Afshin Rattansi goes underground on the recent decision by Swedish courts in the case of Julian Assange. His lawyer, Per E Samuelson, says the whole situation is a ‘mess’ and that UK and Swedish governments should agree not to extradite him to the US, or allow him safe passage to Ecuador. MP Norman Baker reveals why he resigned from the Home Office, and talks about the ‘inconvenient’ truths that the Conservatives wanted to bury when it comes to UK drug policy. Nick Dearden of the World Development Movement looks at the issues Band Aid 30 should be talking about if they want to improve the situation in Africa for the long-term. And we give our take on Prime Minister’s Questions, with bedroom tax, mansion tax, and rents on the agenda.

RT | Keiser Report - November 22, 2014: Keiser Report: Cemented UK Generation (E683)


Keiser Report: Cemented UK Generation (E683)
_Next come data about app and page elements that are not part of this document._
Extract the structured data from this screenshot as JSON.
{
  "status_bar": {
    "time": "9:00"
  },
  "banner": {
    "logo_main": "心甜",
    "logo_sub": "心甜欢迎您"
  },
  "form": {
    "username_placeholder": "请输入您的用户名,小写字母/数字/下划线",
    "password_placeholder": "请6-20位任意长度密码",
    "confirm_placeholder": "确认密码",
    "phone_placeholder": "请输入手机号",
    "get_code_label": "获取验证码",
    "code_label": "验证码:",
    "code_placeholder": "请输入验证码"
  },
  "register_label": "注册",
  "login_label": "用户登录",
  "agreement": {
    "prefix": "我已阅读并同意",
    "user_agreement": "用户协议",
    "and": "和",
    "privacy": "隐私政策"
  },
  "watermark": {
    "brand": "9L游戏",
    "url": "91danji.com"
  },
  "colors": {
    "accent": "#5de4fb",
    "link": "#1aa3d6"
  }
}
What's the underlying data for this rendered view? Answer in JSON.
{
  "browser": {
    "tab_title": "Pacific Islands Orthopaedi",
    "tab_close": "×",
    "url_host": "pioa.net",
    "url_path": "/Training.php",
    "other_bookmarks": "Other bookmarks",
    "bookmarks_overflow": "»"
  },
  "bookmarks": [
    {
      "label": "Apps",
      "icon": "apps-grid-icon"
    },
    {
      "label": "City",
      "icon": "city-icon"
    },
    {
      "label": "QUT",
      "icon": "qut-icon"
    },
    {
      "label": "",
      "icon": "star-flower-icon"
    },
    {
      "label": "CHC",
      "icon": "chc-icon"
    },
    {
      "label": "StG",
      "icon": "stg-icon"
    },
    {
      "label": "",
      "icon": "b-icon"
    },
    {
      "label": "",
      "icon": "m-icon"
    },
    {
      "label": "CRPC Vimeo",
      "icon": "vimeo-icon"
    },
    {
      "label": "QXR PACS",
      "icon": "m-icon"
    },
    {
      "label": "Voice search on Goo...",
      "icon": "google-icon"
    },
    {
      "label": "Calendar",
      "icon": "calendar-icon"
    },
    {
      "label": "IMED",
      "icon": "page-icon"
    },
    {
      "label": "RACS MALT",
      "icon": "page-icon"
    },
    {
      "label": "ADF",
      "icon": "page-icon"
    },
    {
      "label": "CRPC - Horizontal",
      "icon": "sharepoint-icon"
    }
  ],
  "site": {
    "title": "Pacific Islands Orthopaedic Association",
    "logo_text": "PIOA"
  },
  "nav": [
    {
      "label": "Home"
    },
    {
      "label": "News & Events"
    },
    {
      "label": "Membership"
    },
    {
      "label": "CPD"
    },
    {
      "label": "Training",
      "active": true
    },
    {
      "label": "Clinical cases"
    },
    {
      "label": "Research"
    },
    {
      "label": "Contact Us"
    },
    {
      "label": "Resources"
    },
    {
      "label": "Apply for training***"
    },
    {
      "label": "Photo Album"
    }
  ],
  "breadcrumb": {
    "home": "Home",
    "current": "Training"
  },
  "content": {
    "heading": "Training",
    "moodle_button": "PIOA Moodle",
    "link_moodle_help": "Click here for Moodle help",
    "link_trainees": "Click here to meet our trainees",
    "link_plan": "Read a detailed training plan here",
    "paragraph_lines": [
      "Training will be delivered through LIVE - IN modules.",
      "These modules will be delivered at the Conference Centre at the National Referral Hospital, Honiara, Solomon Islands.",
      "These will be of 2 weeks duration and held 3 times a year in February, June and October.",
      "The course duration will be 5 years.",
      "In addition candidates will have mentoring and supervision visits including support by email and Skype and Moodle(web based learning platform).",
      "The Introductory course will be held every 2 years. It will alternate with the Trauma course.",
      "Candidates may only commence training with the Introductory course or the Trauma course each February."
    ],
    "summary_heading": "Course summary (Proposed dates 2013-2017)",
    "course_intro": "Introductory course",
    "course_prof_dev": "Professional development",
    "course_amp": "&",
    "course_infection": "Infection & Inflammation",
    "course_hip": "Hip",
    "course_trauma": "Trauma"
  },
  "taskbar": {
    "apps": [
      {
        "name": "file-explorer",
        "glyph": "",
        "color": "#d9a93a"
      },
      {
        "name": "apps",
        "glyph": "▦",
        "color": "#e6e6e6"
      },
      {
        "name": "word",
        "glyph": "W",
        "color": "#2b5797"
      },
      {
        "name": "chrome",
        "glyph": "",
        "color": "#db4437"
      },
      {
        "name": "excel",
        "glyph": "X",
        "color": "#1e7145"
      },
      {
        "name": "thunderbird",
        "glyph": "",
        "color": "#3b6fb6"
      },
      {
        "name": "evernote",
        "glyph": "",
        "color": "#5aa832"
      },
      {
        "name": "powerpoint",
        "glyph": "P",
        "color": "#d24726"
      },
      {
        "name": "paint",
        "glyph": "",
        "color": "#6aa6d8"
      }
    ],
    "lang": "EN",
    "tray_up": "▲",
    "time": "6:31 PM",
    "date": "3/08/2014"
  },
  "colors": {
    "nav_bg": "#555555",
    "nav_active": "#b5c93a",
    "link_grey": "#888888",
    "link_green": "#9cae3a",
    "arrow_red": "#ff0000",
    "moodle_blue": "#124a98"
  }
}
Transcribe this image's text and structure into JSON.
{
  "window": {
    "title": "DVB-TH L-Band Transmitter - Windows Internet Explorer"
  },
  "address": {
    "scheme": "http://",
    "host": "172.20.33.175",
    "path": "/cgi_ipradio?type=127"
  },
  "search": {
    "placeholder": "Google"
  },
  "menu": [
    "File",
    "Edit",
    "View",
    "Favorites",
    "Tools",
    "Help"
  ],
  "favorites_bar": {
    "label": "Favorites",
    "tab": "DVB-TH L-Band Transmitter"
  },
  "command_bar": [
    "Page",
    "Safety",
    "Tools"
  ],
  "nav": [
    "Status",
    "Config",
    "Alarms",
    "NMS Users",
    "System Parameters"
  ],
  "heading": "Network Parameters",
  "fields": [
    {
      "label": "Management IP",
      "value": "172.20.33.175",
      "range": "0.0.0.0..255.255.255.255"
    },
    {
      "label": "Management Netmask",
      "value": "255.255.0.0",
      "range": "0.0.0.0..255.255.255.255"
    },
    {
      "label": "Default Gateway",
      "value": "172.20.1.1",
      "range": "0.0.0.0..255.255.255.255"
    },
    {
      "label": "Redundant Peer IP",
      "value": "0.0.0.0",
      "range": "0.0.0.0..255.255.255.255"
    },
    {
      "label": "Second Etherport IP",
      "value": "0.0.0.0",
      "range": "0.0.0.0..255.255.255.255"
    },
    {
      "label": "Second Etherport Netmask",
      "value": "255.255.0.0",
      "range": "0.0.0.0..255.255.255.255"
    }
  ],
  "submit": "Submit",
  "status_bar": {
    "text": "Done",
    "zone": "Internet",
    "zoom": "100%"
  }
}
Published on Nov 22, 2014
In this episode of the Keiser Report, Max Keiser and Stacy Herbert discuss the heavens being taken by force rather than by consensus as Podemos rises as a political force in Spain and, in the UK, students plead for David Cameron to be gentle with them. In the second half Max interviews John Mill Ackerman, law professor and editor-in-chief of the Mexican Law Review, about the protests in Mexico, the economic ‘reforms’ which partially led to the unrest and the new oil law and what it means for social programmes in Mexico.